The Bethlehem Town Board will be meeting in another budget workshop tomorrow night.
The meeting was not planned as one of the set of discussions the board has been having on the 2012 budget. With a public hearing scheduled for Wednesday, Oct. 26, though, it was decided at a Monday, Oct. 17, workshop that more time was needed.
Members of the Town Board and Supervisor Sam Messina are continuing to grind out a budget plan, and issues including whether a tax increase should be part of the budget and what the thown’s policy on borrowing should be continue to rule the debate.
After a workshop last week when Town Board members made it clear they’d like to see the budget pared back, especially in the area of borrowing, town staff took recommendations and brought a revised proposal to the board.
This one cuts out a few initiatives, not the least of which was a $1.4 million bond to secure a new Department of Public Works garage. Another $350,000 of borrowing was shifted over to capital reserves and several vehicle purchases were sent from borrowing to the regular operations budget.

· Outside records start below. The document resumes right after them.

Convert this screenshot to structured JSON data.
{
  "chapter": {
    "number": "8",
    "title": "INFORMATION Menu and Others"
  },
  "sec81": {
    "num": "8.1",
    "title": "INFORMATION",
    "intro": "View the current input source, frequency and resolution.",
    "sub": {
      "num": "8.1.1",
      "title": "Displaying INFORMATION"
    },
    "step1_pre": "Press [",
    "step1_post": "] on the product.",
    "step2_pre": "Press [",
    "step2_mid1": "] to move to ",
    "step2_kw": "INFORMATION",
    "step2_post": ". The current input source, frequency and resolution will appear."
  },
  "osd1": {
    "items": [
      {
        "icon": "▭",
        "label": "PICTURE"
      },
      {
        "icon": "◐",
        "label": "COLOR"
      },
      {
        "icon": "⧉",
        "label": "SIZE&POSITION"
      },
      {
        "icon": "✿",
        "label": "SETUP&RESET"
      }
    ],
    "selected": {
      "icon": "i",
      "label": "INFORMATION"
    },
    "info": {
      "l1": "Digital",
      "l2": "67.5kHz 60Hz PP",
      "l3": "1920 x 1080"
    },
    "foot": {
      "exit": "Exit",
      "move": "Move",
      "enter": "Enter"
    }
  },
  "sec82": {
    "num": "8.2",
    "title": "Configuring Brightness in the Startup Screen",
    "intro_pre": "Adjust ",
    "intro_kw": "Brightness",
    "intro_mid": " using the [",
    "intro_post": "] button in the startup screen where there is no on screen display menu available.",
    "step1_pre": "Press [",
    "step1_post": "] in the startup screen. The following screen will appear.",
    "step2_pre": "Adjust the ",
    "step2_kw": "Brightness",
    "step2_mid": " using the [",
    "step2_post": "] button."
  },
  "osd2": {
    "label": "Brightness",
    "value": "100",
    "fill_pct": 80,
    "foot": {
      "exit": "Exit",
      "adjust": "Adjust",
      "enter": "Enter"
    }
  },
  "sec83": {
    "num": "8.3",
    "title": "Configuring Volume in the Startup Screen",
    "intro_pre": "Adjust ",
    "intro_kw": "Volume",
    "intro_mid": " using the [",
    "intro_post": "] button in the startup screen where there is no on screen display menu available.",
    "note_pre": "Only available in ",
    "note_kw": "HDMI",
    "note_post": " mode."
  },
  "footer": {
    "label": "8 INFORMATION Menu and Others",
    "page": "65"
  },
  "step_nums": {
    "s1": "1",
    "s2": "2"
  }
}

In addition, the overtime budget for several departments was trimmed, including in the Police Department and Highway Department, which use the most overtime.
Board members were still talking cuts on Monday, though, and when the subject was broached, a few department heads bristled, saying they’ve cut to the bone over the past few years.
“Every bit of overtime that is used is scrutinized,” Police Chief Louis Corsi said. “There are some things in that overtime line that are contractual, that I have no control over.”
He added that with a scaled-down workforce, the department sometimes has no choice but to turn to overtime.
Other departmnet heads bemoaned the skyrocketing cost of pension contributions and healthcare, and said employees are stretched to the brink.
Highway Superintendent Gregg Sagendorph said his department would try to meet a 10 percent reduction in overtime, but for his force that depends a lot on the weather. He said he’s going into the winter season shorthanded, as well, and can’t obtain reasonably-priced labor because it must be hired at prevailing wages (which Sagendorph refered to as the “elephant in the room”).
Several board members said they’d like to see the tax hike fall to zero, or even see taxes down, while Messina maintained a 1.27 percent increase is responsible in this environment. Again, there was talk of the possibility of the town’s bond rating taking a hit if it doesn’t levy taxes.
Councilman Mark Hennessey took issue with that argument, saying it shouldn’t play into the decision.
“It sounds like if you don’t raise tassxes, you’re over a barrell, and I don’t think that’s true and I don’t think that’s fair,” he said.
Deep into the meeting, Councilman Kyle Kotary laid out a plan to wean the town off of borrowing for road paving, a practice that was started in recent years.
By raising highway taxes every year, he said, the department could get back to paying for the paving out of its operational budget. There is $700,000 worth of paving in the proposed 2012 budget (down from $760,000). Kotary described this solution as a reversal of past policy, as the highway tax was cut when paving went to being bonded.
He also noted that in addition to the tax hike, the proposed budget contains rate increases in the water and sewer funds, and he called for those to be reduced.
The Town Board will meet Thursday, Oct. 20, at 6 p.m. at Town Hall.